A mike switch is the source of much agony. It is often in the wrong position and is always fiddled with. If you have someone operating the sound equipment, they should be the one to enable mikes and set levels. Eliminate the switches by bypassing them or taping them over. Momentary mute (cough) switches are useful in some situations.
Cable quality is something to pay attention to. They should be light and flexible. Good cables should produce no sound if you move or hit them (this and sounds from handling the microphone are called microphonics). You can get cables specially designed for flexibility and for low noise. If you have RF problems it is possible to get quad cables which are wired so interference in opposite pairs cancels out. If your performance style involves moving across the stage, have cables long enough to do the job. Intermittent cables are probably the most common sound problem, so spares might be useful.
Have you ever heard, “Can you hear me OK without this microphone?” An appropriate response would be “This is embarrassing but I am hard of hearing and ask you to please use the mike.” Most will respond in silence or not have heard the question because the mike was not being used. This is a form of glossophobia and needs to be overcome. The only one it benefits is the speaker so becomes a rather self centered request. It’s you afraid of the mike, not the audience. If someone has gone to the trouble of providing a microphone, it is because it is needed. Avoiding the mike interferes with recording and broadcast quality, reduces audibility in the back and balconies of rooms and halls, and blanks out hearing assist devices common to many sound systems.
If you expect audience participation, you should repeat any questions or responses not directed at the mike. You may want to plan on a mike or wireless mike to be used and will probably need an attendant to deliver it. Again, reiterate the response to make sure it is heard.
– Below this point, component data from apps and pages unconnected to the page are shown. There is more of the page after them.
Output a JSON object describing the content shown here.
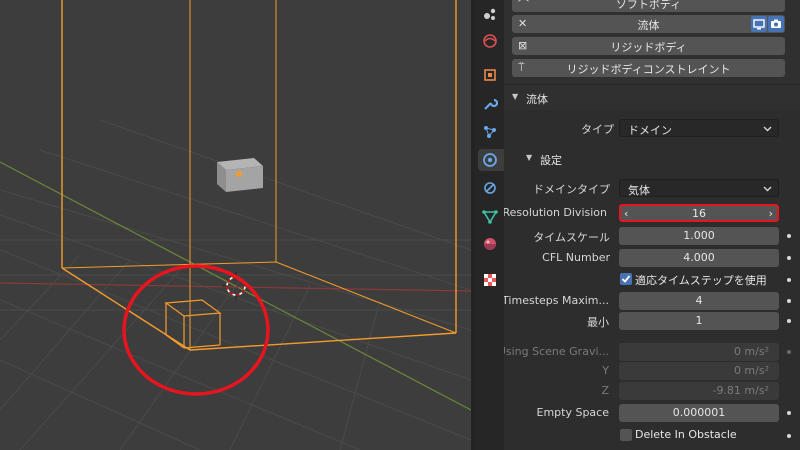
{
  "physics_buttons": [
    {
      "label": "ソフトボディ",
      "icon": "soft-body-icon"
    },
    {
      "label": "流体",
      "icon": "close-x-icon",
      "active": true
    },
    {
      "label": "リジッドボディ",
      "icon": "rigid-body-icon"
    },
    {
      "label": "リジッドボディコンストレイント",
      "icon": "constraint-icon"
    }
  ],
  "fluid_section": {
    "title": "流体",
    "type_label": "タイプ",
    "type_value": "ドメイン"
  },
  "settings_section": {
    "title": "設定",
    "domain_type_label": "ドメインタイプ",
    "domain_type_value": "気体",
    "resolution_label": "Resolution Division",
    "resolution_value": "16",
    "time_scale_label": "タイムスケール",
    "time_scale_value": "1.000",
    "cfl_label": "CFL Number",
    "cfl_value": "4.000",
    "adaptive_label": "適応タイムステップを使用",
    "adaptive_checked": true,
    "timesteps_max_label": "Timesteps Maxim...",
    "timesteps_max_value": "4",
    "min_label": "最小",
    "min_value": "1",
    "gravity_label": "Using Scene Gravi...",
    "gravity_x": "0 m/s²",
    "gravity_y_label": "Y",
    "gravity_y": "0 m/s²",
    "gravity_z_label": "Z",
    "gravity_z": "-9.81 m/s²",
    "empty_space_label": "Empty Space",
    "empty_space_value": "0.000001",
    "delete_label": "Delete In Obstacle",
    "delete_checked": false
  },
  "colors": {
    "accent": "#4772b3",
    "selection_orange": "#f39c2d",
    "highlight_red": "#e8141e"
  }
}
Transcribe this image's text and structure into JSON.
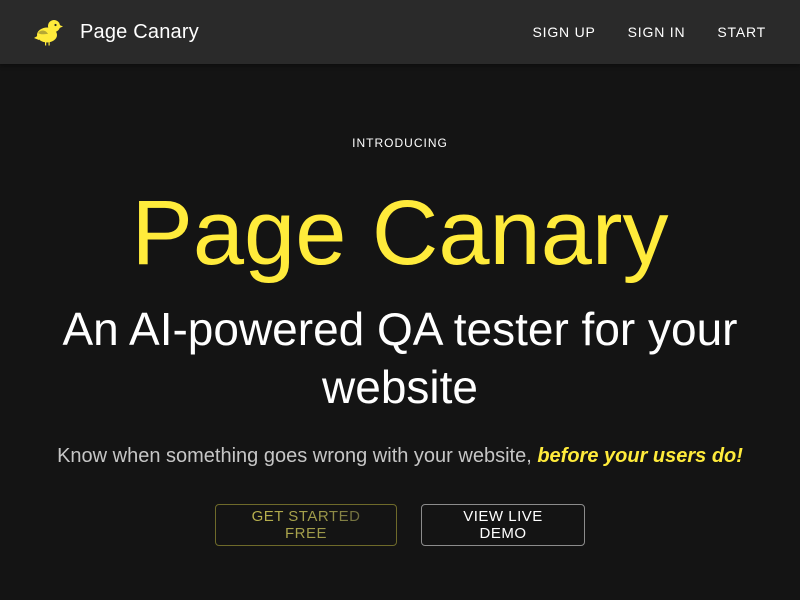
{
  "header": {
    "brand_name": "Page Canary",
    "logo_icon": "canary-bird-icon",
    "nav": [
      {
        "label": "SIGN UP"
      },
      {
        "label": "SIGN IN"
      },
      {
        "label": "START"
      }
    ]
  },
  "hero": {
    "eyebrow": "INTRODUCING",
    "title": "Page Canary",
    "subtitle": "An AI-powered QA tester for your website",
    "tagline_plain": "Know when something goes wrong with your website,",
    "tagline_emphasis": "before your users do!",
    "primary_cta": "GET STARTED FREE",
    "secondary_cta": "VIEW LIVE DEMO"
  },
  "colors": {
    "accent_yellow": "#ffeb3b",
    "topbar_bg": "#2a2a2a",
    "page_bg": "#141414",
    "muted_text": "#c6c6c6"
  }
}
Having and taking your mike with you is an appropriate part of performing. Just as a professional violinist does not perform on just any instrument provided, a microphone is the performance instrument with its own response curve and familiarity. My recommendation is that a performer arrange time at a recording facility and test using an array of microphones, one directly in front of the mouth, one at the side, under the chin, overhead, some at a distance, a head-worn, a lavaliere, etc; omnidirectional, cardoid, supercardoid. Record all on multi-track for a test performance (including typical movement), listen and judge each one to gain confidence about what you can get away with and how you sound. You may be surprised at what matters and doesn’t matter.
You also need to try a variety of microphone brands and models. Each has its own response curves and you need to find which ones you prefer. Then invest in your own personal choices to take with you for performances. You may want to invest in both a cabled and a wireless mike. Make sure to carry all the appropriate accessories like the stand adapter, cables, batteries (fresh and spare), adapters to connect to XLR, 1/4” phone, 3.5mm phone connections, and probably a battery powered phantom power adapter. And remember you don’t want an expensive studio mike for a rough and tumble rock concert.
You will probably find a favorite mike after a short time. There are some models which are classics, and for a good reasons. They are popular response curves, dependable suppliers, rugged construction, good design, economical. Its likely you will find a classic condenser cardioid the most flexible and useful. My favorites are Shure microphones and Mogami cables. Their web sites are good educational sources.